Description of the task: The entries shown below should be output exactly as they appear.

***** Data for the task

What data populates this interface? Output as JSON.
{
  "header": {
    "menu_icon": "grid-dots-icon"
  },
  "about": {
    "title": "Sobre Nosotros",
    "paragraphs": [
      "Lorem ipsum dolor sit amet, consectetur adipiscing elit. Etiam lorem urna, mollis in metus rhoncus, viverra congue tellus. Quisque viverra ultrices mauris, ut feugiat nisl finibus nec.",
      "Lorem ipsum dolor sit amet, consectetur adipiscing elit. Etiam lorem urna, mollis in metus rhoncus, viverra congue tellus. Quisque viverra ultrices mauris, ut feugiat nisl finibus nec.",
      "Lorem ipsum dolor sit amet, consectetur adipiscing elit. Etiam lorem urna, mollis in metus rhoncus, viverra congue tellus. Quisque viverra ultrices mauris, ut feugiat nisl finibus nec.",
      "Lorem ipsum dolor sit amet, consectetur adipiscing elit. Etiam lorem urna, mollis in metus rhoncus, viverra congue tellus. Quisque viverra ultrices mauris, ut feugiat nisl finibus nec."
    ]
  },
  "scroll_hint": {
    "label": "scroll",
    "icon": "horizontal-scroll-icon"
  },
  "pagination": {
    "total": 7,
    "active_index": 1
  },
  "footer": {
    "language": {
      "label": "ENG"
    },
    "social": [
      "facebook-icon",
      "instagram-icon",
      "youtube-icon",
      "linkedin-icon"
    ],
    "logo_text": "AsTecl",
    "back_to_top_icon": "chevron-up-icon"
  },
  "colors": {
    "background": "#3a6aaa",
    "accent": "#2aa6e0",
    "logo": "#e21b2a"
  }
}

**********

Response to the task:
What data populates this interface? Output as JSON.
{
  "header": {
    "menu_icon": "grid-dots-icon"
  },
  "about": {
    "title": "Sobre Nosotros",
    "paragraphs": [
      "Lorem ipsum dolor sit amet, consectetur adipiscing elit. Etiam lorem urna, mollis in metus rhoncus, viverra congue tellus. Quisque viverra ultrices mauris, ut feugiat nisl finibus nec.",
      "Lorem ipsum dolor sit amet, consectetur adipiscing elit. Etiam lorem urna, mollis in metus rhoncus, viverra congue tellus. Quisque viverra ultrices mauris, ut feugiat nisl finibus nec.",
      "Lorem ipsum dolor sit amet, consectetur adipiscing elit. Etiam lorem urna, mollis in metus rhoncus, viverra congue tellus. Quisque viverra ultrices mauris, ut feugiat nisl finibus nec.",
      "Lorem ipsum dolor sit amet, consectetur adipiscing elit. Etiam lorem urna, mollis in metus rhoncus, viverra congue tellus. Quisque viverra ultrices mauris, ut feugiat nisl finibus nec."
    ]
  },
  "scroll_hint": {
    "label": "scroll",
    "icon": "horizontal-scroll-icon"
  },
  "pagination": {
    "total": 7,
    "active_index": 1
  },
  "footer": {
    "language": {
      "label": "ENG"
    },
    "social": [
      "facebook-icon",
      "instagram-icon",
      "youtube-icon",
      "linkedin-icon"
    ],
    "logo_text": "AsTecl",
    "back_to_top_icon": "chevron-up-icon"
  },
  "colors": {
    "background": "#3a6aaa",
    "accent": "#2aa6e0",
    "logo": "#e21b2a"
  }
}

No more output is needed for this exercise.